● **Exercise details**: Each line of the listing that contains the word "image" is to be copied.

● **Task material**:
↓↓↓

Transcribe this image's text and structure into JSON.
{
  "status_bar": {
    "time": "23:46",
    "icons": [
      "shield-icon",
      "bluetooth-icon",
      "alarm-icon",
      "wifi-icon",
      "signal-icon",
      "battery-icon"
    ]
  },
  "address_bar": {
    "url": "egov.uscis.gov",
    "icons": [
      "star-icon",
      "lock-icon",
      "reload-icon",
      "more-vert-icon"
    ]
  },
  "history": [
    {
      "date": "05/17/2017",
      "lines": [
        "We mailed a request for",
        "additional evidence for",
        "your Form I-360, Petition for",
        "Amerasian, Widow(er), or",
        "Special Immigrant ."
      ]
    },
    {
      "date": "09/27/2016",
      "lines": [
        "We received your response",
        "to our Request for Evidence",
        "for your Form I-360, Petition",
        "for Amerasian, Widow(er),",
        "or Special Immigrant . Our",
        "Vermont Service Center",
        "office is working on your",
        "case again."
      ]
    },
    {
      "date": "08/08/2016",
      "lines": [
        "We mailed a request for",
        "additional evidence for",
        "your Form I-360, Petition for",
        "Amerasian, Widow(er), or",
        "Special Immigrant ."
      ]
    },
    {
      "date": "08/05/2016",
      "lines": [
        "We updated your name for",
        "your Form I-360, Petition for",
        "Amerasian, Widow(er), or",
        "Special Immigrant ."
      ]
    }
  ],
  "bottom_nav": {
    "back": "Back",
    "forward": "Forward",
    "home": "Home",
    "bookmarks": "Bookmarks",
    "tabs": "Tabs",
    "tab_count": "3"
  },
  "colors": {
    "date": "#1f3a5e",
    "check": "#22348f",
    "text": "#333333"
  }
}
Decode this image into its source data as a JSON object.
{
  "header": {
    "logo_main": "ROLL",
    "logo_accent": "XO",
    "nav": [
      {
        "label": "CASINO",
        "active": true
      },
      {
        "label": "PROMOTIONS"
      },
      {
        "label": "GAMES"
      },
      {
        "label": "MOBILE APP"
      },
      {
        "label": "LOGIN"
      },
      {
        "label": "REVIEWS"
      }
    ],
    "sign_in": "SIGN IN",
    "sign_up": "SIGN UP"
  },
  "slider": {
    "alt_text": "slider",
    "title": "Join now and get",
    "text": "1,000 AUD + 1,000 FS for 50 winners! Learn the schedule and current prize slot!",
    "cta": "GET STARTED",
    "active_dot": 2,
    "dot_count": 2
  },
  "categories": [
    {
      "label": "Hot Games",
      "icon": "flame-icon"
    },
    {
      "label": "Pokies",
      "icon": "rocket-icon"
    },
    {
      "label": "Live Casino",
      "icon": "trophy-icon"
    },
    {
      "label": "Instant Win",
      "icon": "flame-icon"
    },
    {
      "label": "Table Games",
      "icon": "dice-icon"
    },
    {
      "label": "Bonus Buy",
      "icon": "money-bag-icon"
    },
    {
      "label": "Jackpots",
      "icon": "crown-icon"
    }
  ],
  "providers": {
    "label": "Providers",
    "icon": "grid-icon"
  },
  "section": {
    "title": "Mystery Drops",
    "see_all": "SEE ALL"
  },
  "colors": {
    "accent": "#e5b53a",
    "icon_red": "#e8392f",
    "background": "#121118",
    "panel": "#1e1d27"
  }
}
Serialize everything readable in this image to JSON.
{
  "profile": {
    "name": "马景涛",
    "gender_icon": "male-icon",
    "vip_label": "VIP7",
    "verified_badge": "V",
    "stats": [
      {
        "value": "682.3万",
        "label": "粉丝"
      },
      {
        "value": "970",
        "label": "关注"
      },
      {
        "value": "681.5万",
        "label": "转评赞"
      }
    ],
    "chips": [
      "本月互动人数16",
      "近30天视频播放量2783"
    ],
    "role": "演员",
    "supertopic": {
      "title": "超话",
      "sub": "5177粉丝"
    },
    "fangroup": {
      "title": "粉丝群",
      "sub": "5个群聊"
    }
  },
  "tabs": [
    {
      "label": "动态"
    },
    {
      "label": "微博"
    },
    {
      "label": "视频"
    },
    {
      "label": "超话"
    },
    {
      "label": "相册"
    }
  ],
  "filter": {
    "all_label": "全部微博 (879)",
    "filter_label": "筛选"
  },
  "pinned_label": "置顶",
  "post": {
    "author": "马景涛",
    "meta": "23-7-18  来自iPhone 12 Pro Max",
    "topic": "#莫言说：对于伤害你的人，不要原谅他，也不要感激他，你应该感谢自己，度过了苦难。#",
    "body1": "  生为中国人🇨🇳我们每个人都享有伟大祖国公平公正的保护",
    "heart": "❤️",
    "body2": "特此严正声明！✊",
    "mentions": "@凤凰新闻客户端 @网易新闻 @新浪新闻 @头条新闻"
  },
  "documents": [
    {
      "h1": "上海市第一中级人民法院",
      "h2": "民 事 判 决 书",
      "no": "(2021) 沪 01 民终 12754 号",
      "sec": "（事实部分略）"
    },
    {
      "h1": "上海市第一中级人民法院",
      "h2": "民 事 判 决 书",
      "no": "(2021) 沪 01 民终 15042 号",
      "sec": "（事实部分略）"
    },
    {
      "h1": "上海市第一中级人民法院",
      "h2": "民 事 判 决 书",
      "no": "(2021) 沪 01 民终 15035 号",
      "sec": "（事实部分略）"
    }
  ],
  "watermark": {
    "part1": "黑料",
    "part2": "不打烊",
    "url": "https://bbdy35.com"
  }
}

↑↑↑

● **Answer to this problem**:
Transcribe this image's text and structure into JSON.
Decode this image into its source data as a JSON object.
Serialize everything readable in this image to JSON.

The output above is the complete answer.